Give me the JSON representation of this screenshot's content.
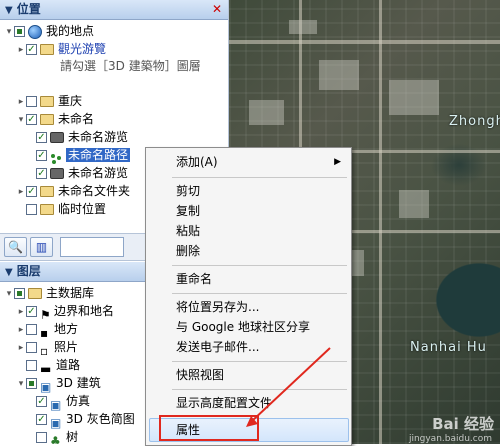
{
  "places_panel": {
    "title": "位置",
    "close": "✕",
    "items": [
      {
        "label": "我的地点"
      },
      {
        "label": "觀光游覽"
      },
      {
        "label": "請勾選［3D 建築物］圖層"
      },
      {
        "label": "重庆"
      },
      {
        "label": "未命名"
      },
      {
        "label": "未命名游览"
      },
      {
        "label": "未命名路径"
      },
      {
        "label": "未命名游览"
      },
      {
        "label": "未命名文件夹"
      },
      {
        "label": "临时位置"
      }
    ]
  },
  "layers_panel": {
    "title": "图层",
    "items": [
      {
        "label": "主数据库"
      },
      {
        "label": "边界和地名"
      },
      {
        "label": "地方"
      },
      {
        "label": "照片"
      },
      {
        "label": "道路"
      },
      {
        "label": "3D 建筑"
      },
      {
        "label": "仿真"
      },
      {
        "label": "3D 灰色简图"
      },
      {
        "label": "树"
      }
    ]
  },
  "map": {
    "labels": [
      "Zhongh",
      "Nanhai Hu"
    ],
    "watermark": "Bai 经验",
    "watermark_url": "jingyan.baidu.com"
  },
  "context_menu": {
    "items": [
      "添加(A)",
      "剪切",
      "复制",
      "粘贴",
      "删除",
      "重命名",
      "将位置另存为...",
      "与 Google 地球社区分享",
      "发送电子邮件...",
      "快照视图",
      "显示高度配置文件",
      "属性"
    ],
    "submenu_arrow": "▶"
  },
  "colors": {
    "selection": "#3168c6",
    "annotation": "#e0281e",
    "panel_header": "#b8cfec"
  }
}
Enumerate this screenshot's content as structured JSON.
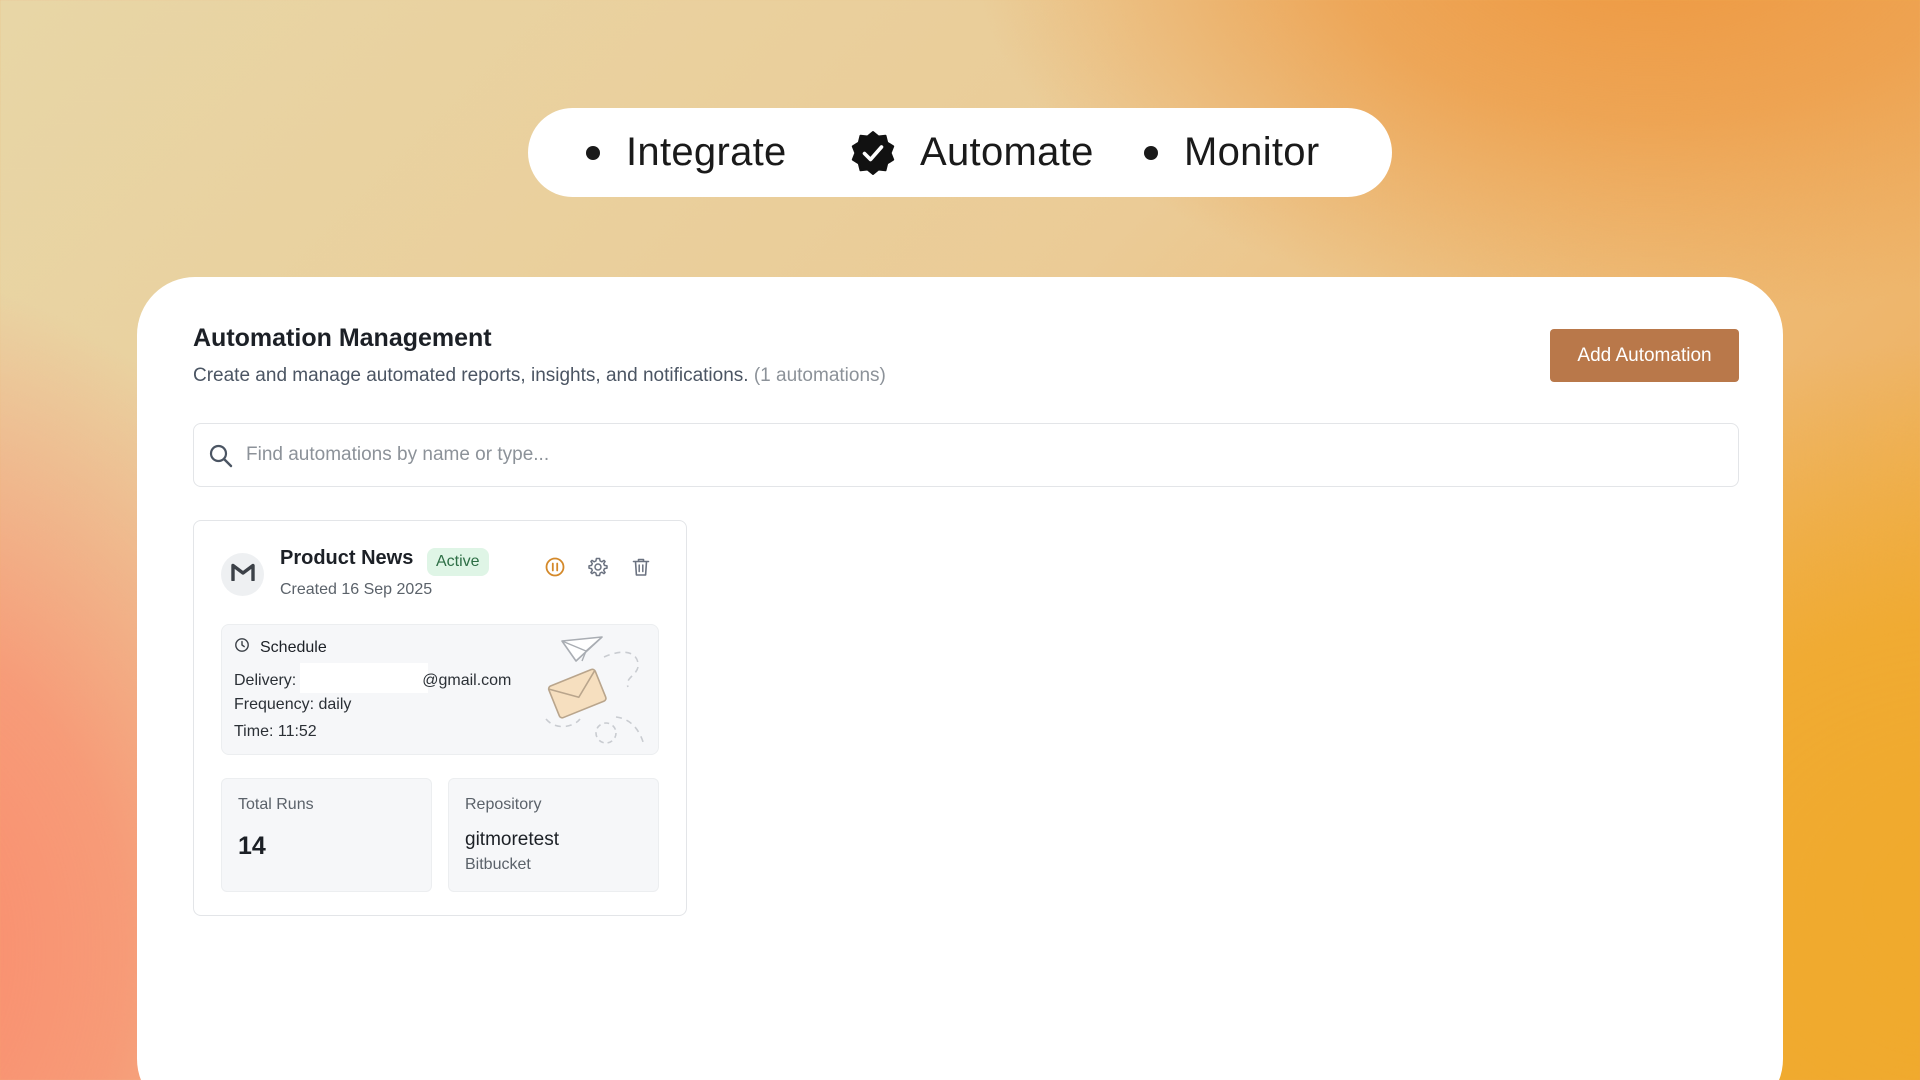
{
  "steps": [
    {
      "label": "Integrate",
      "state": "pending"
    },
    {
      "label": "Automate",
      "state": "current"
    },
    {
      "label": "Monitor",
      "state": "pending"
    }
  ],
  "header": {
    "title": "Automation Management",
    "subtitle": "Create and manage automated reports, insights, and notifications.",
    "count_text": "(1 automations)",
    "add_label": "Add Automation"
  },
  "search": {
    "placeholder": "Find automations by name or type...",
    "value": ""
  },
  "automations": [
    {
      "avatar_icon": "gmail-icon",
      "name": "Product News",
      "status": "Active",
      "created": "Created 16 Sep 2025",
      "schedule": {
        "title": "Schedule",
        "delivery_label": "Delivery:",
        "delivery_value": "@gmail.com",
        "frequency": "Frequency: daily",
        "time": "Time: 11:52"
      },
      "stats": {
        "runs_label": "Total Runs",
        "runs_value": "14",
        "repo_label": "Repository",
        "repo_name": "gitmoretest",
        "repo_provider": "Bitbucket"
      }
    }
  ],
  "colors": {
    "accent": "#b9784a",
    "pause_icon": "#d4892a",
    "active_badge_bg": "#dff5e6",
    "active_badge_text": "#2d6e45"
  }
}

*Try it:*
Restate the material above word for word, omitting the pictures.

*Expected answer:*
Give me the JSON representation of this screenshot's content.
{
  "places_panel": {
    "title": "位置",
    "close": "✕",
    "items": [
      {
        "label": "我的地点"
      },
      {
        "label": "觀光游覽"
      },
      {
        "label": "請勾選［3D 建築物］圖層"
      },
      {
        "label": "重庆"
      },
      {
        "label": "未命名"
      },
      {
        "label": "未命名游览"
      },
      {
        "label": "未命名路径"
      },
      {
        "label": "未命名游览"
      },
      {
        "label": "未命名文件夹"
      },
      {
        "label": "临时位置"
      }
    ]
  },
  "layers_panel": {
    "title": "图层",
    "items": [
      {
        "label": "主数据库"
      },
      {
        "label": "边界和地名"
      },
      {
        "label": "地方"
      },
      {
        "label": "照片"
      },
      {
        "label": "道路"
      },
      {
        "label": "3D 建筑"
      },
      {
        "label": "仿真"
      },
      {
        "label": "3D 灰色简图"
      },
      {
        "label": "树"
      }
    ]
  },
  "map": {
    "labels": [
      "Zhongh",
      "Nanhai Hu"
    ],
    "watermark": "Bai 经验",
    "watermark_url": "jingyan.baidu.com"
  },
  "context_menu": {
    "items": [
      "添加(A)",
      "剪切",
      "复制",
      "粘贴",
      "删除",
      "重命名",
      "将位置另存为...",
      "与 Google 地球社区分享",
      "发送电子邮件...",
      "快照视图",
      "显示高度配置文件",
      "属性"
    ],
    "submenu_arrow": "▶"
  },
  "colors": {
    "selection": "#3168c6",
    "annotation": "#e0281e",
    "panel_header": "#b8cfec"
  }
}
Enumerate this screenshot's content as structured JSON.
{
  "steps": [
    {
      "label": "Integrate",
      "state": "pending"
    },
    {
      "label": "Automate",
      "state": "current"
    },
    {
      "label": "Monitor",
      "state": "pending"
    }
  ],
  "header": {
    "title": "Automation Management",
    "subtitle": "Create and manage automated reports, insights, and notifications.",
    "count_text": "(1 automations)",
    "add_label": "Add Automation"
  },
  "search": {
    "placeholder": "Find automations by name or type...",
    "value": ""
  },
  "automations": [
    {
      "avatar_icon": "gmail-icon",
      "name": "Product News",
      "status": "Active",
      "created": "Created 16 Sep 2025",
      "schedule": {
        "title": "Schedule",
        "delivery_label": "Delivery:",
        "delivery_value": "@gmail.com",
        "frequency": "Frequency: daily",
        "time": "Time: 11:52"
      },
      "stats": {
        "runs_label": "Total Runs",
        "runs_value": "14",
        "repo_label": "Repository",
        "repo_name": "gitmoretest",
        "repo_provider": "Bitbucket"
      }
    }
  ],
  "colors": {
    "accent": "#b9784a",
    "pause_icon": "#d4892a",
    "active_badge_bg": "#dff5e6",
    "active_badge_text": "#2d6e45"
  }
}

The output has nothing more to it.